EXCLUSIVE: Tony Vinciquerra, who Deadline first reported was considered a leading candidate for the job, is in serious discussions with Sony to replace outgoing CEO Michael Lynton. Vinciquerra would come to Sony with a wealth of experience in television (broadcast and cable), media, technology and in the telecom industry from his time both in the industry and from a stint at TPG Capital. He would, as Lynton did, report to Sony Corp president and CEO Kazuo Hirai.
The job offer follows weeks of multiple meetings between the Japanese and the executive, we were told. The discussions with Sony are moving forward nicely and, as we have seen in the past with previous executive hirings by Sony, the process has been slow and methodic. We hear the hiring announcement could come this week or early next week. Sony declined comment.
Vinciquerra’s job description would be different from the one Lynton previously encompassed as the new post will oversee film and TV but not the music division. Lynton’s job was also as EVP, Officer in Charge of Music Businesses of Sony Corp.
Vinciquerra is considered a top-notch manager and, basically, a grown-up. He is the former chairman of Fox Networks Group and was an executive at both Hearst and CBS.
All eyes right now are now on what will happen to the studio’s film chairman Tom Rothman, who has continued to ruffle feathers on the lot and has led to some consternation with both filmmakers and executives. We’ve been told that Vinciquerra would be given the courtesy by his bosses to be to assemble his own team. He does not have feature experience so that might play into any decision.
One of the things that is still unresolved is whether Sony will be able to get the next James Bond film, which has become the subject of a fierce tug-of-war between studios. Regardless of whether Daniel Craig stars in it, the Bond franchise adds a major domestic and international tentpole to any slate.
How important is it to Sony? So much that Sony Corp’s Hirai just recently made a video “James Bond” presentation in an effort to lure the film to the studio. He even appeared dressed as James Bond.
Ideally, they would keep it at the studio. The James Bond distribution deal with Sony expired after Spectre, which was released in 2015 to a whopping $880 million worldwide and since then it’s been a guessing game as to where the next film in the franchise will land. It’s no secret that both Warner Bros and Sony want this film and, in fact, have had serious conversations with MGM and 007 Danjaq producers Michael Wilson and Barbara Broccoli. Other studios, however, are also in the mix — Fox and Universal are known to have been circling. Any deal is said to be months away.
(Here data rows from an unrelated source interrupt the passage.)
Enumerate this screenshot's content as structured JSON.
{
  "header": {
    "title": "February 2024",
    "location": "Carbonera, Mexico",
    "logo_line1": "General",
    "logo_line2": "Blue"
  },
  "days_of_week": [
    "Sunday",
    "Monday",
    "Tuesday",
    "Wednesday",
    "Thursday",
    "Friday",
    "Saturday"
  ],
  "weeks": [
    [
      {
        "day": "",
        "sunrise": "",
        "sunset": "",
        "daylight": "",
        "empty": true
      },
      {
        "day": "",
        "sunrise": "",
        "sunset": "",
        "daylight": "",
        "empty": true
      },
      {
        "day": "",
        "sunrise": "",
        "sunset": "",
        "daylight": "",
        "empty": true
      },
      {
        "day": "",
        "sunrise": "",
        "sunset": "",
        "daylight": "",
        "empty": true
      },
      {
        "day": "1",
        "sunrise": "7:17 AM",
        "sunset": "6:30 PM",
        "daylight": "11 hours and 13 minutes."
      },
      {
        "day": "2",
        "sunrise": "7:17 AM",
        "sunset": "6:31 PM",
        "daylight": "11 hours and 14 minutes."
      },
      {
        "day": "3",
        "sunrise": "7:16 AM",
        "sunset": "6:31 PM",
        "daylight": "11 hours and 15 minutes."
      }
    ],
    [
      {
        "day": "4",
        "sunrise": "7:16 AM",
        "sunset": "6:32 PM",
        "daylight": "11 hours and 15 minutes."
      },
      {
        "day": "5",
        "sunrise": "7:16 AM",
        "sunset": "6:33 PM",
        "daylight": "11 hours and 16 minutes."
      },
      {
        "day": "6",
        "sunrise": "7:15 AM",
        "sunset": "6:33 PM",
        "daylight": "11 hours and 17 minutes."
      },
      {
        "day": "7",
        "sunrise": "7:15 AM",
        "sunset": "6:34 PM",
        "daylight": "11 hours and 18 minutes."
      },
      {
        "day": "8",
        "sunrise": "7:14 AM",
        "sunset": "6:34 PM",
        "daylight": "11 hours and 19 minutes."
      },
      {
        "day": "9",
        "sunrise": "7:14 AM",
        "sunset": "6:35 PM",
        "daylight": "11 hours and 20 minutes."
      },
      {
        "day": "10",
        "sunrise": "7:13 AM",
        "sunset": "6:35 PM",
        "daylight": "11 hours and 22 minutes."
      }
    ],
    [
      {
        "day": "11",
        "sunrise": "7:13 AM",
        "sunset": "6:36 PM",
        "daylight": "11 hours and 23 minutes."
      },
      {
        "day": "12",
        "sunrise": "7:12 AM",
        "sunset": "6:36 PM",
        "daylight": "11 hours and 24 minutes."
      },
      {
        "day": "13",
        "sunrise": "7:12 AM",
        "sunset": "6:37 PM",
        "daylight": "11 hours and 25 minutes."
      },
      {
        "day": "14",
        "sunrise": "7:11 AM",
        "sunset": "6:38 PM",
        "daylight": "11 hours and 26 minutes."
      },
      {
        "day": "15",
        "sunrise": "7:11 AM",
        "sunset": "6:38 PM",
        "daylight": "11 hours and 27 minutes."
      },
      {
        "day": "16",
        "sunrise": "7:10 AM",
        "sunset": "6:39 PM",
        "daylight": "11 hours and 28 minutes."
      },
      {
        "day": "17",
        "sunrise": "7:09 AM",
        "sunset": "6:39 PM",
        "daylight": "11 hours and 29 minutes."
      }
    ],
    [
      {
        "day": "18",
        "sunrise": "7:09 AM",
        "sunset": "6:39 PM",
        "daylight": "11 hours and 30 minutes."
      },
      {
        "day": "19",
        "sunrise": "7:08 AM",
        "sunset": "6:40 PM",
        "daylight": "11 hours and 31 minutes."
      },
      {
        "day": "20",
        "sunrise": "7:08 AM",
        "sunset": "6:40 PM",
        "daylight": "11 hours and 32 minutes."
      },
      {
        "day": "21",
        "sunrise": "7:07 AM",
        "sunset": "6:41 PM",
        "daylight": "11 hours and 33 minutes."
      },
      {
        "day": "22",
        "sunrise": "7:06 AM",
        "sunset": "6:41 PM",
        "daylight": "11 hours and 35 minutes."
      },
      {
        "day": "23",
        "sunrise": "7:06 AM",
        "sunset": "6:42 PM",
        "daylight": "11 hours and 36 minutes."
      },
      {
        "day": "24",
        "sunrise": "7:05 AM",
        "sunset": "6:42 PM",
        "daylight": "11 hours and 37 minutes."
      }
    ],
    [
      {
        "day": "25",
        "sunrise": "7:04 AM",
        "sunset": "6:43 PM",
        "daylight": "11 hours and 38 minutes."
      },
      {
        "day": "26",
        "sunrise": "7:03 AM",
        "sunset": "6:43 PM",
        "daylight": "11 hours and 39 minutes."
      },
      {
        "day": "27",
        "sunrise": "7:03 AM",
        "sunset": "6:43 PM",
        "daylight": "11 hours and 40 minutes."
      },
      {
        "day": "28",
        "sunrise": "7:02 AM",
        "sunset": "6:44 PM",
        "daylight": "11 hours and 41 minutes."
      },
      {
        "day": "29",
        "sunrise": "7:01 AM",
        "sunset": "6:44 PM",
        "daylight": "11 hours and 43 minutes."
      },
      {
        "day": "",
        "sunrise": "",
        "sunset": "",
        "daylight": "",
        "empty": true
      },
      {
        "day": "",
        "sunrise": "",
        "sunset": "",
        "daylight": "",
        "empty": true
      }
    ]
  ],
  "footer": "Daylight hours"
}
MGM has had a very good relationship with Warner Bros through the successful release of the Hobbit movies, which were also box office gold. But in both cases, executive changes have come in the marketing and distribution ranks at both studios so there is a different environment at both.
Sony wrangled away Casino Royale years ago in a deal orchestrated by former Sony Pictures Entertainment CEO John Calley, who revived Bond while head of United Artists. They cast Daniel Craig as the sixth actor to play Bond on the big screen and audiences embraced him as it grossed $599M worldwide — in 2006. After that, in an effort to keep hold of the franchise, Sony made another deal with MGM, cutting a co-fi deal on several pictures (like 21 Jump Street) that ended up making MGM a lot of money.
Word came about 1o days ago that Sony was conducting background checks on Vinciquerra, but at that time, they were looking at others, too, and no job offer had materialized to anyone. Japanese management have been painstakingly methodic in selecting a candidate; they hired an exec search firm but also relied on Lynton’s guidance in finding a suitable replacement.
The hiring of Vinciquerra marks the second major changing over of the guard at a Hollywood studio this year after Jim Gianopulos took the top spot at Paramount Pictures just last month.